Last month, I got a nice long break from doing some client work. And that meant I could focus more of my attention on my projects and this blog!
I had a lot of fun creating my 2016 business plan and goals, and also putting together my blog content calendar.
If you have a blog and are serious about taking it to the professional level, a blog content calendar is a must. It helps you to identify what kinds of things you want to blog about at what times of the year, and allows you to look ahead and see what themes you’re working on and what you need to prepare in advance. Planning also enables you to embrace your creativity, so that when it comes time to write blog posts, you know what topic you’ll be working with—and you can just sit down and write. So today, we’re going over some of the best professional blog content calendar tips to make your blog go the distance!
Here are a few of my best tips for planning your blog content calendar:
1) Use a medium that WORKS for you.
That’s more important than using a specific tool! If someone tells you that you just have to use Google Drive but you don’t like it, you’re not going to end up using it to the fullest. I personally love to use Excel spreadsheets, but you might prefer to use a Word document, or a WordPress plugin for the backend of your blog, for example.
2) Figure out what you want to track.
Do you just want the date and blog post title? If so, that’s fine. However, if you’re like me, you might want to add a whole lot more. For example, I keep track of the date and title, and then once I start working on the article, I hyperlink it to the article and I add my meta description, keywords, tags, categories, and Pinterest description.
3) Color-code if that’s your thing.
In my Excel content calendar, I highlight articles in different colors based on a special system that I have: whether an article is evergreen vs. seasonal vs. a one-off article, whether I’ve added a “click to Tweet” button, and if the images are Pinterest-friendly, etc. This is really useful for if I want to go back and update old articles. I also highlight articles when they are “in progress,” so that I can easily look ahead and see which articles I’ve already got drafts created for from weeks earlier.
4) Create an article legend for yourself.
This is where you write down what different colored highlighters mean, for example. Trust me, you’ll be glad that you did it! Stay organized as much as possible during this planning process.
5) Do a big brainstorming session.
Just write down every idea you can think of! Get as much as possible into your medium. I recommend trying to get at 50 ideas on paper to start with. This is about getting all the ideas swirling around in your head on paper (to make room for more ideas in your head!).
Transition from hobby #blogger to professional blogger with a content calendar. #blogtip

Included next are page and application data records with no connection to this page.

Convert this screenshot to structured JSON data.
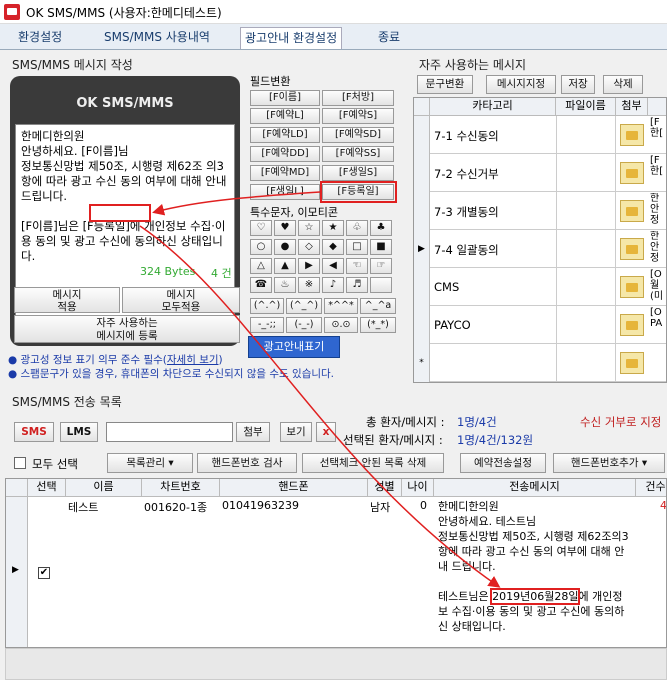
{
  "window": {
    "title": "OK SMS/MMS (사용자:한메디테스트)"
  },
  "tabs": [
    "환경설정",
    "SMS/MMS 사용내역",
    "광고안내 환경설정",
    "종료"
  ],
  "compose": {
    "section_title": "SMS/MMS 메시지 작성",
    "phone_header": "OK SMS/MMS",
    "message": "한메디한의원\n안녕하세요. [F이름]님\n정보통신망법 제50조, 시행령 제62조 의3항에 따라 광고 수신 동의 여부에 대해 안내 드립니다.\n\n[F이름]님은 [F등록일]에 개인정보 수집·이용 동의 및 광고 수신에 동의하신 상태입니다.",
    "bytes_label": "324 Bytes",
    "count_label": "4  건",
    "btn_apply": "메시지\n적용",
    "btn_apply_all": "메시지\n모두적용",
    "btn_register": "자주 사용하는\n메시지에 등록"
  },
  "fields": {
    "title": "필드변환",
    "buttons": [
      "[F이름]",
      "[F처방]",
      "[F예약L]",
      "[F예약S]",
      "[F예약LD]",
      "[F예약SD]",
      "[F예약DD]",
      "[F예약SS]",
      "[F예약MD]",
      "[F생일S]",
      "[F생일L]",
      "[F등록일]"
    ]
  },
  "specials": {
    "title": "특수문자, 이모티콘",
    "symbols": [
      "♡",
      "♥",
      "☆",
      "★",
      "♧",
      "♣",
      "○",
      "●",
      "◇",
      "◆",
      "□",
      "■",
      "△",
      "▲",
      "▶",
      "◀",
      "☜",
      "☞",
      "☎",
      "♨",
      "※",
      "♪",
      "♬",
      ""
    ],
    "emoticons": [
      "(^.^)",
      "(^_^)",
      "*^^*",
      "^_^a",
      "-_-;;",
      "(-_-)",
      "⊙.⊙",
      "(*_*)"
    ]
  },
  "ad_button": "광고안내표기",
  "notes": {
    "line1_a": "● 광고성 정보 표기 의무 준수 필수(",
    "line1_link": "자세히 보기",
    "line1_b": ")",
    "line2": "● 스팸문구가 있을 경우, 휴대폰의 차단으로 수신되지 않을 수도 있습니다."
  },
  "favorites": {
    "title": "자주 사용하는 메시지",
    "buttons": [
      "문구변환",
      "메시지지정",
      "저장",
      "삭제"
    ],
    "columns": [
      "카타고리",
      "파일이름",
      "첨부"
    ],
    "rows": [
      {
        "category": "7-1 수신동의",
        "preview": "[F\n한[",
        "selected": false
      },
      {
        "category": "7-2 수신거부",
        "preview": "[F\n한[",
        "selected": false
      },
      {
        "category": "7-3 개별동의",
        "preview": "한\n안\n정",
        "selected": false
      },
      {
        "category": "7-4 일괄동의",
        "preview": "한\n안\n정",
        "selected": true
      },
      {
        "category": "CMS",
        "preview": "[O\n월\n(미",
        "selected": false
      },
      {
        "category": "PAYCO",
        "preview": "[O\nPA",
        "selected": false
      },
      {
        "category": "",
        "preview": "",
        "selected": false
      }
    ],
    "new_row_marker": "*"
  },
  "send": {
    "section_title": "SMS/MMS 전송 목록",
    "total_label": "총 환자/메시지 :",
    "total_value": "1명/4건",
    "selected_label": "선택된 환자/메시지 :",
    "selected_value": "1명/4건/132원",
    "refuse_label": "수신 거부로 지정",
    "sms_button": "SMS",
    "lms_button": "LMS",
    "search_placeholder": "",
    "attach_button": "첨부",
    "view_button": "보기",
    "close_button": "x",
    "select_all": "모두 선택",
    "toolbar": [
      "목록관리",
      "핸드폰번호 검사",
      "선택체크 안된 목록 삭제",
      "예약전송설정",
      "핸드폰번호추가"
    ],
    "columns": [
      "선택",
      "이름",
      "차트번호",
      "핸드폰",
      "성별",
      "나이",
      "전송메시지",
      "건수"
    ],
    "row": {
      "checked": true,
      "name": "테스트",
      "chart_no": "001620-1종",
      "phone": "01041963239",
      "gender": "남자",
      "age": "0",
      "message_a": "한메디한의원\n안녕하세요. 테스트님\n정보통신망법 제50조, 시행령 제62조의3항에 따라 광고 수신 동의 여부에 대해 안내 드립니다.\n\n테스트님은 ",
      "message_date": "2019년06월28일",
      "message_b": "에 개인정보 수집·이용 동의 및 광고 수신에 동의하신 상태입니다.\n\n동의 여부를 변경하시고자 하는...",
      "count": "4"
    }
  },
  "colors": {
    "accent_blue": "#2f66d0",
    "highlight_red": "#e02020",
    "link_blue": "#1a3aa8"
  }
}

6) Organize your ideas.
Once you have that nice stack of ideas written down, you can begin sorting and organizing them. This is another reason why I like doing my blog content calendar in Excel—it makes it so easy to cut and paste cells and move things around as much as needed. And trust me, you will move things around a lot. I’m constantly moving things around to make room for branded or seasonal articles, or for new ideas that pop into my head which I want to write and publish now rather than waiting for several weeks or months.
7) Review your blog categories and sub-categories as you go through your ideas.
This is useful for checking if you have an abundance of one kind of idea and if you’re lacking in a specific category. It’s nice to have a variety of different types of articles—for example, with my lifestyle blog, I couldn’t exactly call my “Style & Beauty” category that if I only ever posted outfit of the day articles. Likewise, it would get pretty boring if I posted 10 beauty product face-offs in a row for that section. Take this time to adjust and move things around, and leave blank spots to fill in for specific categories if you need to.
8) Go back to the drawing board and come up with more ideas.
These could be ideas for those specific categories that need bulking up, or it could be just an additional list of broader ideas that you can plug into your blog content calendar at a later date. Place these in a Blog Ideas section (I have an extra tab open in my spreadsheet that has lists of ideas, organized into my four main blog categories).
9) Stay ahead of the game, if possible.
There’s no sense in creating a blog content calendar if you’re not actually going to do anything about it. Commit to writing articles ahead of time, or at least outlines or rough drafts of them, so you have something to work with and you aren’t scrambling the day before or the day of to finish an article and get it published. The more that you can plan ahead and get some of the writing done, the better your blog posts will be, too.
10) Work on other things when your writing inspiration dries up.
At some point or another, we all get tired of doing the same activity over and over. If you’ve spent many days in a row writing articles, you’re bound to get worn out! When this happens, take the time to do research (not writing!) for future blog posts, or create interesting images in PicMonkey or Canva to go along with your article, or get in touch with people who you really want to write guest blog posts for you. Take this time as well to review your blog content calendar, come up with more ideas, and rearrange as needed. Your blog plan doesn’t have to be set in stone, after all! Don’t be afraid to be flexible with it.
What questions do you have about creating a blog content calendar? Is this something you do for your blog? Do you have any professional blog content calendar tips to add? Share in the comments section below!
Thank you to Allison for providing the beautiful stock photo!